**Your task**
The records must be duplicated exactly, with every picture left out.

**Dataset extract**

BEGIN

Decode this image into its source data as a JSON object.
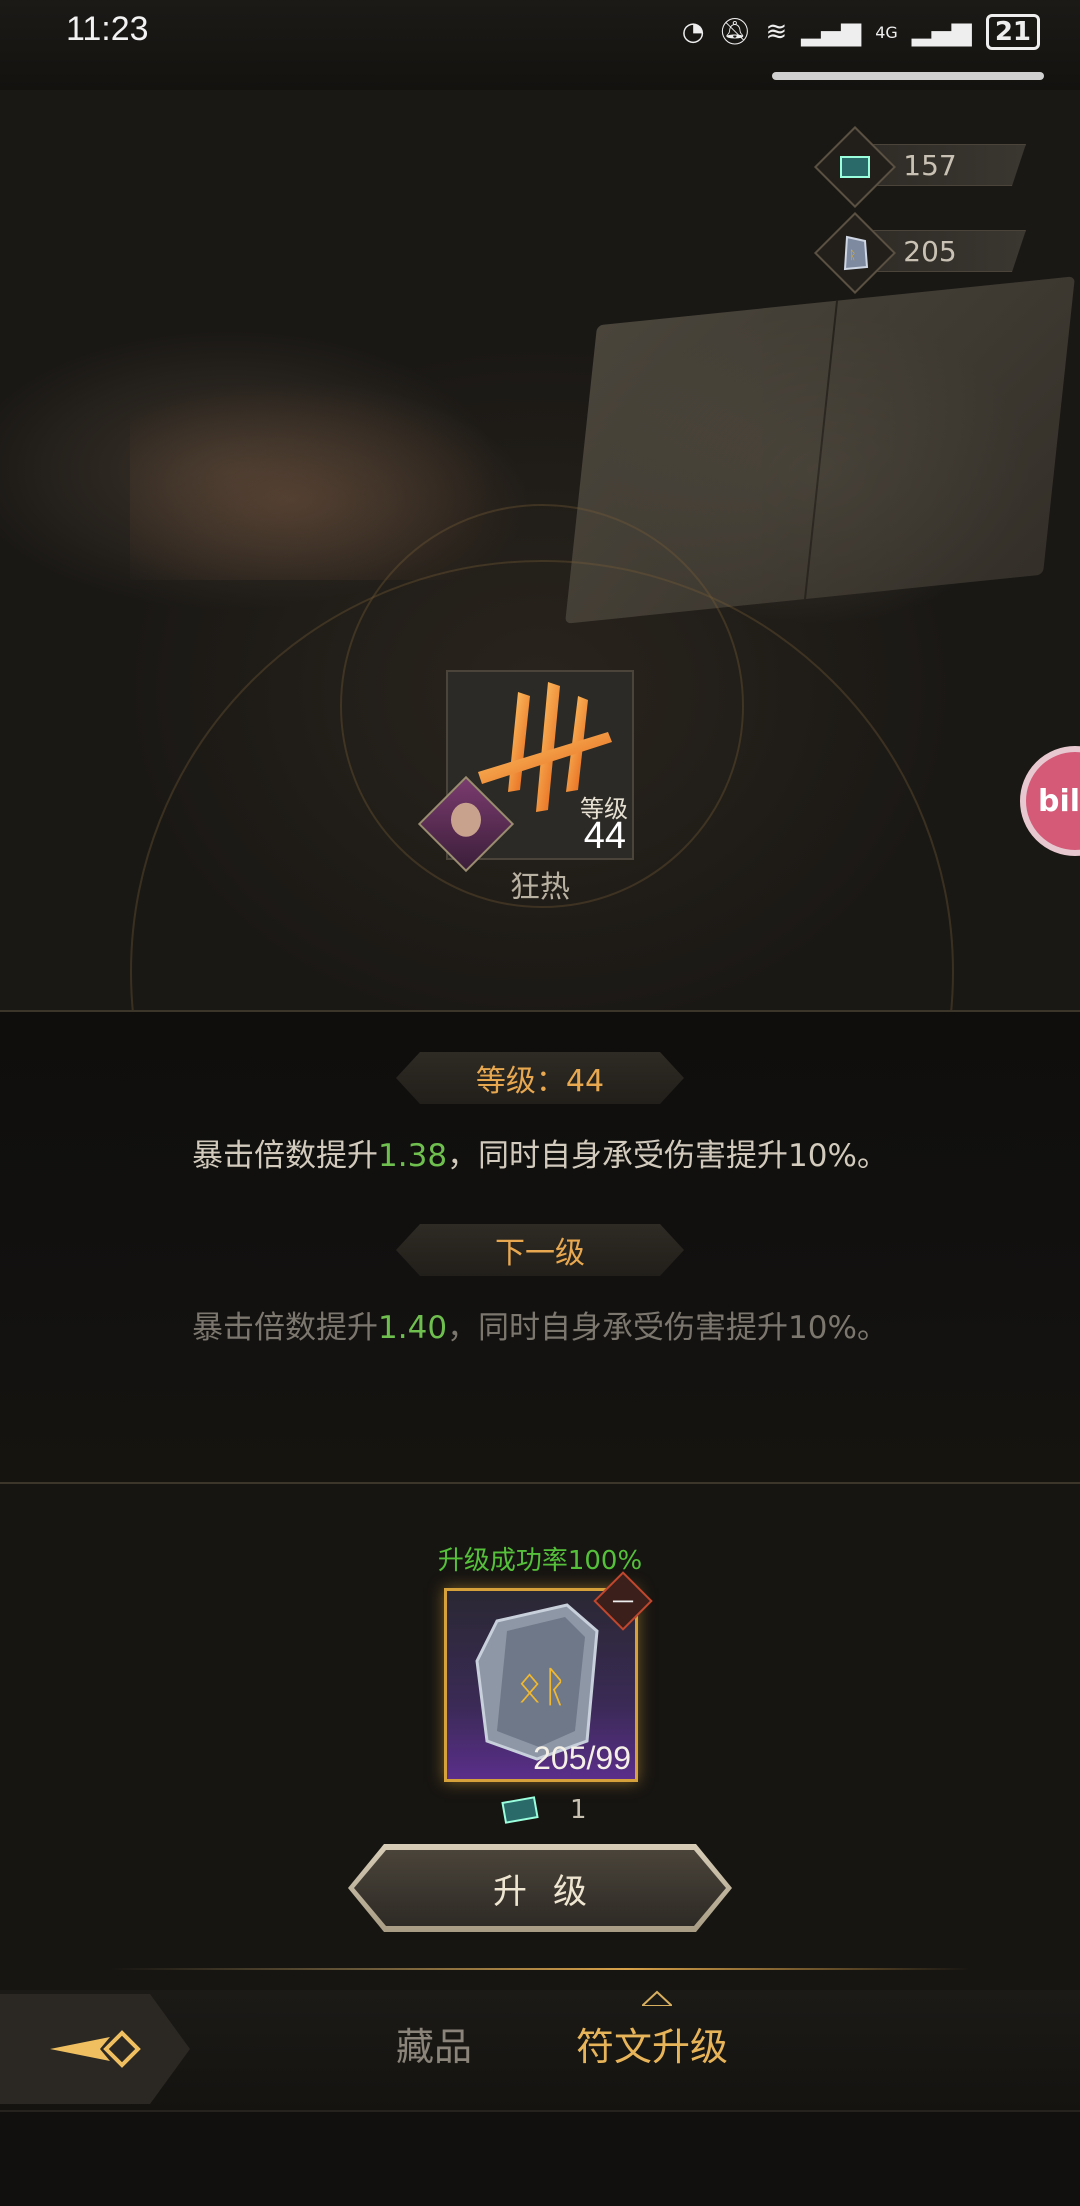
{
  "status_bar": {
    "time": "11:23",
    "network": "4G",
    "battery": "21"
  },
  "currencies": [
    {
      "icon": "book-icon",
      "value": "157"
    },
    {
      "icon": "rune-stone-icon",
      "value": "205"
    }
  ],
  "rune": {
    "level_label": "等级",
    "level_value": "44",
    "name": "狂热"
  },
  "floating_button": {
    "label": "bili"
  },
  "current_level": {
    "badge": "等级：44",
    "desc_prefix": "暴击倍数提升",
    "desc_value": "1.38",
    "desc_suffix": "，同时自身承受伤害提升10%。"
  },
  "next_level": {
    "badge": "下一级",
    "desc_prefix": "暴击倍数提升",
    "desc_value": "1.40",
    "desc_suffix": "，同时自身承受伤害提升10%。"
  },
  "upgrade": {
    "success_rate": "升级成功率100%",
    "material_count": "205/99",
    "remove_symbol": "一",
    "cost_value": "1",
    "button_label": "升级"
  },
  "nav": {
    "tabs": [
      {
        "label": "藏品",
        "active": false
      },
      {
        "label": "符文升级",
        "active": true
      }
    ]
  },
  "colors": {
    "accent_gold": "#e8a850",
    "success_green": "#55c03a",
    "value_green": "#6fbf4f"
  }
}
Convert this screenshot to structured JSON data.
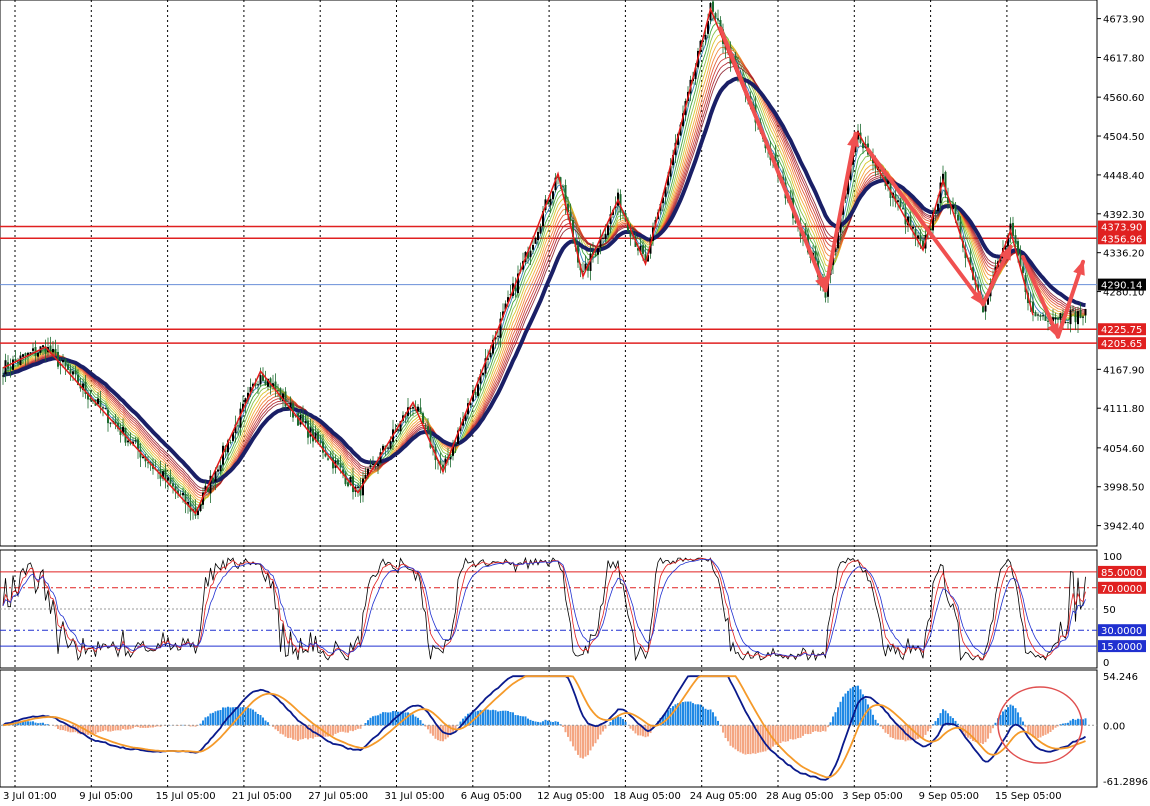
{
  "colors": {
    "up_candle": "#1b6b2e",
    "down_candle": "#1b6b2e",
    "ma_main": "#1a1f66",
    "resistance": "#e02020",
    "pivot": "#6a8fd8",
    "zigzag": "#e21b1b",
    "arrow": "#f05050",
    "stoch_main": "#000000",
    "stoch_signal1": "#e02020",
    "stoch_signal2": "#2030d0",
    "macd_hist_pos": "#1e88e5",
    "macd_hist_neg": "#f4a582",
    "macd_line": "#0a1a8c",
    "macd_signal": "#f59a2a",
    "circle": "#e05050"
  },
  "chart_data": [
    {
      "type": "candlestick",
      "panel": "price",
      "y_ticks": [
        "4673.90",
        "4617.80",
        "4560.60",
        "4504.50",
        "4448.40",
        "4392.30",
        "4336.20",
        "4280.10",
        "4167.90",
        "4111.80",
        "4054.60",
        "3998.50",
        "3942.40"
      ],
      "ylim": [
        3913,
        4695
      ],
      "x_tick_labels": [
        "3 Jul 01:00",
        "9 Jul 05:00",
        "15 Jul 05:00",
        "21 Jul 05:00",
        "27 Jul 05:00",
        "31 Jul 05:00",
        "6 Aug 05:00",
        "12 Aug 05:00",
        "18 Aug 05:00",
        "24 Aug 05:00",
        "28 Aug 05:00",
        "3 Sep 05:00",
        "9 Sep 05:00",
        "15 Sep 05:00"
      ],
      "horizontal_levels": [
        {
          "value": 4373.9,
          "label": "4373.90",
          "color": "#e02020"
        },
        {
          "value": 4356.96,
          "label": "4356.96",
          "color": "#e02020"
        },
        {
          "value": 4290.14,
          "label": "4290.14",
          "color": "#6a8fd8",
          "current": true
        },
        {
          "value": 4225.75,
          "label": "4225.75",
          "color": "#e02020"
        },
        {
          "value": 4205.65,
          "label": "4205.65",
          "color": "#e02020"
        }
      ],
      "zigzag_prices": [
        {
          "i": 0,
          "p": 4170
        },
        {
          "i": 17,
          "p": 4200
        },
        {
          "i": 77,
          "p": 3960
        },
        {
          "i": 103,
          "p": 4165
        },
        {
          "i": 142,
          "p": 3990
        },
        {
          "i": 164,
          "p": 4120
        },
        {
          "i": 176,
          "p": 4020
        },
        {
          "i": 222,
          "p": 4450
        },
        {
          "i": 232,
          "p": 4302
        },
        {
          "i": 246,
          "p": 4412
        },
        {
          "i": 257,
          "p": 4320
        },
        {
          "i": 283,
          "p": 4688
        },
        {
          "i": 329,
          "p": 4282
        },
        {
          "i": 342,
          "p": 4510
        },
        {
          "i": 368,
          "p": 4340
        },
        {
          "i": 376,
          "p": 4440
        },
        {
          "i": 392,
          "p": 4260
        },
        {
          "i": 403,
          "p": 4368
        },
        {
          "i": 412,
          "p": 4246
        }
      ],
      "forecast_arrows": [
        {
          "from_i": 287,
          "from_p": 4660,
          "to_i": 329,
          "to_p": 4282
        },
        {
          "from_i": 329,
          "from_p": 4282,
          "to_i": 341,
          "to_p": 4508
        },
        {
          "from_i": 346,
          "from_p": 4485,
          "to_i": 392,
          "to_p": 4262
        },
        {
          "from_i": 392,
          "from_p": 4262,
          "to_i": 403,
          "to_p": 4345
        },
        {
          "from_i": 408,
          "from_p": 4330,
          "to_i": 422,
          "to_p": 4215
        },
        {
          "from_i": 422,
          "from_p": 4215,
          "to_i": 432,
          "to_p": 4323
        }
      ],
      "current_price": 4290.14
    },
    {
      "type": "line",
      "panel": "stochastic",
      "ylim": [
        0,
        100
      ],
      "y_ticks": [
        "100",
        "50",
        "0"
      ],
      "levels": [
        {
          "value": 85,
          "label": "85.0000",
          "color": "#e02020",
          "style": "solid"
        },
        {
          "value": 70,
          "label": "70.0000",
          "color": "#e02020",
          "style": "dashdot"
        },
        {
          "value": 30,
          "label": "30.0000",
          "color": "#2030d0",
          "style": "dashdot"
        },
        {
          "value": 15,
          "label": "15.0000",
          "color": "#2030d0",
          "style": "solid"
        }
      ]
    },
    {
      "type": "bar",
      "panel": "macd",
      "ylim": [
        -61.2896,
        54.246
      ],
      "y_ticks": [
        "54.246",
        "0.00",
        "-61.2896"
      ]
    }
  ]
}
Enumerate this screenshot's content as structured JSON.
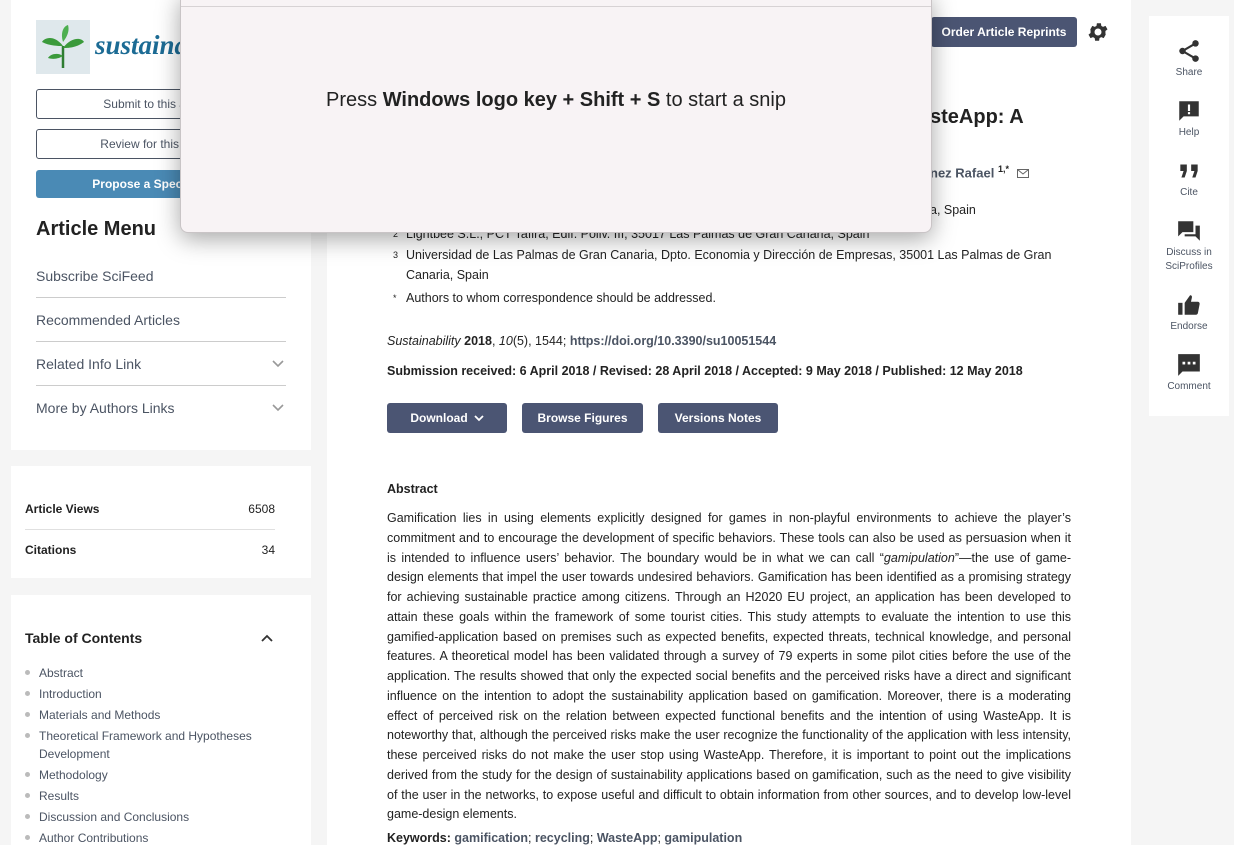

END

**Exercise result**
Decode this image into its source data as a JSON object.
{
  "status_bar": {
    "time": "11:23",
    "network": "4G",
    "battery": "21"
  },
  "currencies": [
    {
      "icon": "book-icon",
      "value": "157"
    },
    {
      "icon": "rune-stone-icon",
      "value": "205"
    }
  ],
  "rune": {
    "level_label": "等级",
    "level_value": "44",
    "name": "狂热"
  },
  "floating_button": {
    "label": "bili"
  },
  "current_level": {
    "badge": "等级：44",
    "desc_prefix": "暴击倍数提升",
    "desc_value": "1.38",
    "desc_suffix": "，同时自身承受伤害提升10%。"
  },
  "next_level": {
    "badge": "下一级",
    "desc_prefix": "暴击倍数提升",
    "desc_value": "1.40",
    "desc_suffix": "，同时自身承受伤害提升10%。"
  },
  "upgrade": {
    "success_rate": "升级成功率100%",
    "material_count": "205/99",
    "remove_symbol": "一",
    "cost_value": "1",
    "button_label": "升级"
  },
  "nav": {
    "tabs": [
      {
        "label": "藏品",
        "active": false
      },
      {
        "label": "符文升级",
        "active": true
      }
    ]
  },
  "colors": {
    "accent_gold": "#e8a850",
    "success_green": "#55c03a",
    "value_green": "#6fbf4f"
  }
}
Convert this screenshot to structured JSON data.
{
  "colors": {
    "up_candle": "#1b6b2e",
    "down_candle": "#1b6b2e",
    "ma_main": "#1a1f66",
    "resistance": "#e02020",
    "pivot": "#6a8fd8",
    "zigzag": "#e21b1b",
    "arrow": "#f05050",
    "stoch_main": "#000000",
    "stoch_signal1": "#e02020",
    "stoch_signal2": "#2030d0",
    "macd_hist_pos": "#1e88e5",
    "macd_hist_neg": "#f4a582",
    "macd_line": "#0a1a8c",
    "macd_signal": "#f59a2a",
    "circle": "#e05050"
  },
  "chart_data": [
    {
      "type": "candlestick",
      "panel": "price",
      "y_ticks": [
        "4673.90",
        "4617.80",
        "4560.60",
        "4504.50",
        "4448.40",
        "4392.30",
        "4336.20",
        "4280.10",
        "4167.90",
        "4111.80",
        "4054.60",
        "3998.50",
        "3942.40"
      ],
      "ylim": [
        3913,
        4695
      ],
      "x_tick_labels": [
        "3 Jul 01:00",
        "9 Jul 05:00",
        "15 Jul 05:00",
        "21 Jul 05:00",
        "27 Jul 05:00",
        "31 Jul 05:00",
        "6 Aug 05:00",
        "12 Aug 05:00",
        "18 Aug 05:00",
        "24 Aug 05:00",
        "28 Aug 05:00",
        "3 Sep 05:00",
        "9 Sep 05:00",
        "15 Sep 05:00"
      ],
      "horizontal_levels": [
        {
          "value": 4373.9,
          "label": "4373.90",
          "color": "#e02020"
        },
        {
          "value": 4356.96,
          "label": "4356.96",
          "color": "#e02020"
        },
        {
          "value": 4290.14,
          "label": "4290.14",
          "color": "#6a8fd8",
          "current": true
        },
        {
          "value": 4225.75,
          "label": "4225.75",
          "color": "#e02020"
        },
        {
          "value": 4205.65,
          "label": "4205.65",
          "color": "#e02020"
        }
      ],
      "zigzag_prices": [
        {
          "i": 0,
          "p": 4170
        },
        {
          "i": 17,
          "p": 4200
        },
        {
          "i": 77,
          "p": 3960
        },
        {
          "i": 103,
          "p": 4165
        },
        {
          "i": 142,
          "p": 3990
        },
        {
          "i": 164,
          "p": 4120
        },
        {
          "i": 176,
          "p": 4020
        },
        {
          "i": 222,
          "p": 4450
        },
        {
          "i": 232,
          "p": 4302
        },
        {
          "i": 246,
          "p": 4412
        },
        {
          "i": 257,
          "p": 4320
        },
        {
          "i": 283,
          "p": 4688
        },
        {
          "i": 329,
          "p": 4282
        },
        {
          "i": 342,
          "p": 4510
        },
        {
          "i": 368,
          "p": 4340
        },
        {
          "i": 376,
          "p": 4440
        },
        {
          "i": 392,
          "p": 4260
        },
        {
          "i": 403,
          "p": 4368
        },
        {
          "i": 412,
          "p": 4246
        }
      ],
      "forecast_arrows": [
        {
          "from_i": 287,
          "from_p": 4660,
          "to_i": 329,
          "to_p": 4282
        },
        {
          "from_i": 329,
          "from_p": 4282,
          "to_i": 341,
          "to_p": 4508
        },
        {
          "from_i": 346,
          "from_p": 4485,
          "to_i": 392,
          "to_p": 4262
        },
        {
          "from_i": 392,
          "from_p": 4262,
          "to_i": 403,
          "to_p": 4345
        },
        {
          "from_i": 408,
          "from_p": 4330,
          "to_i": 422,
          "to_p": 4215
        },
        {
          "from_i": 422,
          "from_p": 4215,
          "to_i": 432,
          "to_p": 4323
        }
      ],
      "current_price": 4290.14
    },
    {
      "type": "line",
      "panel": "stochastic",
      "ylim": [
        0,
        100
      ],
      "y_ticks": [
        "100",
        "50",
        "0"
      ],
      "levels": [
        {
          "value": 85,
          "label": "85.0000",
          "color": "#e02020",
          "style": "solid"
        },
        {
          "value": 70,
          "label": "70.0000",
          "color": "#e02020",
          "style": "dashdot"
        },
        {
          "value": 30,
          "label": "30.0000",
          "color": "#2030d0",
          "style": "dashdot"
        },
        {
          "value": 15,
          "label": "15.0000",
          "color": "#2030d0",
          "style": "solid"
        }
      ]
    },
    {
      "type": "bar",
      "panel": "macd",
      "ylim": [
        -61.2896,
        54.246
      ],
      "y_ticks": [
        "54.246",
        "0.00",
        "-61.2896"
      ]
    }
  ]
}
Enumerate this screenshot's content as structured JSON.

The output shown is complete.